- **Material to process**:
▶
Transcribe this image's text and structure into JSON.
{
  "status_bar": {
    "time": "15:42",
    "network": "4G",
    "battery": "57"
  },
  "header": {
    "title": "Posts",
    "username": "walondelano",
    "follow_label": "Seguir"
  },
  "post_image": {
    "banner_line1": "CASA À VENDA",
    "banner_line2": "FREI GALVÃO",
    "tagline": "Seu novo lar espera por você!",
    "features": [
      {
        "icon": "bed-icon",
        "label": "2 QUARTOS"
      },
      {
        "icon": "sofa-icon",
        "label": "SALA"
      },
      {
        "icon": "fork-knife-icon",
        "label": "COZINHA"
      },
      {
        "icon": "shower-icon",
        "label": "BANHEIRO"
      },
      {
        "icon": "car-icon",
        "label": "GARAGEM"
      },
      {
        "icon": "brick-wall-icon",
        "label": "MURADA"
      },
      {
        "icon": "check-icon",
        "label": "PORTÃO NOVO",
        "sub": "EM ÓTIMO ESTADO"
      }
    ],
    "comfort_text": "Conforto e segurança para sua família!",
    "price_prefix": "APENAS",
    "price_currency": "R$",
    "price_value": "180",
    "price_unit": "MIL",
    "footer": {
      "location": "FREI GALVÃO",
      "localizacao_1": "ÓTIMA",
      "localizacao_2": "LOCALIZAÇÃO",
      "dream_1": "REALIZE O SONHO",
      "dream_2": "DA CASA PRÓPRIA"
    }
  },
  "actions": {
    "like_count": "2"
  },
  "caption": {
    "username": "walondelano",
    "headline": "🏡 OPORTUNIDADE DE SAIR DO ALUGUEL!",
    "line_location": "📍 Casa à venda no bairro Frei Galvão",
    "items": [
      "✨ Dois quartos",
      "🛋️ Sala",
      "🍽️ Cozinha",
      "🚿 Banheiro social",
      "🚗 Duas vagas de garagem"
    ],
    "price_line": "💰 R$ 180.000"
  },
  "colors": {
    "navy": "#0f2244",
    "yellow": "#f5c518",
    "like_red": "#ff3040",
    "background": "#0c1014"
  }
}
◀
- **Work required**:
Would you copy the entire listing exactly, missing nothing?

- **Problem solution**:
Transcribe this image's text and structure into JSON.
{
  "status_bar": {
    "time": "15:42",
    "network": "4G",
    "battery": "57"
  },
  "header": {
    "title": "Posts",
    "username": "walondelano",
    "follow_label": "Seguir"
  },
  "post_image": {
    "banner_line1": "CASA À VENDA",
    "banner_line2": "FREI GALVÃO",
    "tagline": "Seu novo lar espera por você!",
    "features": [
      {
        "icon": "bed-icon",
        "label": "2 QUARTOS"
      },
      {
        "icon": "sofa-icon",
        "label": "SALA"
      },
      {
        "icon": "fork-knife-icon",
        "label": "COZINHA"
      },
      {
        "icon": "shower-icon",
        "label": "BANHEIRO"
      },
      {
        "icon": "car-icon",
        "label": "GARAGEM"
      },
      {
        "icon": "brick-wall-icon",
        "label": "MURADA"
      },
      {
        "icon": "check-icon",
        "label": "PORTÃO NOVO",
        "sub": "EM ÓTIMO ESTADO"
      }
    ],
    "comfort_text": "Conforto e segurança para sua família!",
    "price_prefix": "APENAS",
    "price_currency": "R$",
    "price_value": "180",
    "price_unit": "MIL",
    "footer": {
      "location": "FREI GALVÃO",
      "localizacao_1": "ÓTIMA",
      "localizacao_2": "LOCALIZAÇÃO",
      "dream_1": "REALIZE O SONHO",
      "dream_2": "DA CASA PRÓPRIA"
    }
  },
  "actions": {
    "like_count": "2"
  },
  "caption": {
    "username": "walondelano",
    "headline": "🏡 OPORTUNIDADE DE SAIR DO ALUGUEL!",
    "line_location": "📍 Casa à venda no bairro Frei Galvão",
    "items": [
      "✨ Dois quartos",
      "🛋️ Sala",
      "🍽️ Cozinha",
      "🚿 Banheiro social",
      "🚗 Duas vagas de garagem"
    ],
    "price_line": "💰 R$ 180.000"
  },
  "colors": {
    "navy": "#0f2244",
    "yellow": "#f5c518",
    "like_red": "#ff3040",
    "background": "#0c1014"
  }
}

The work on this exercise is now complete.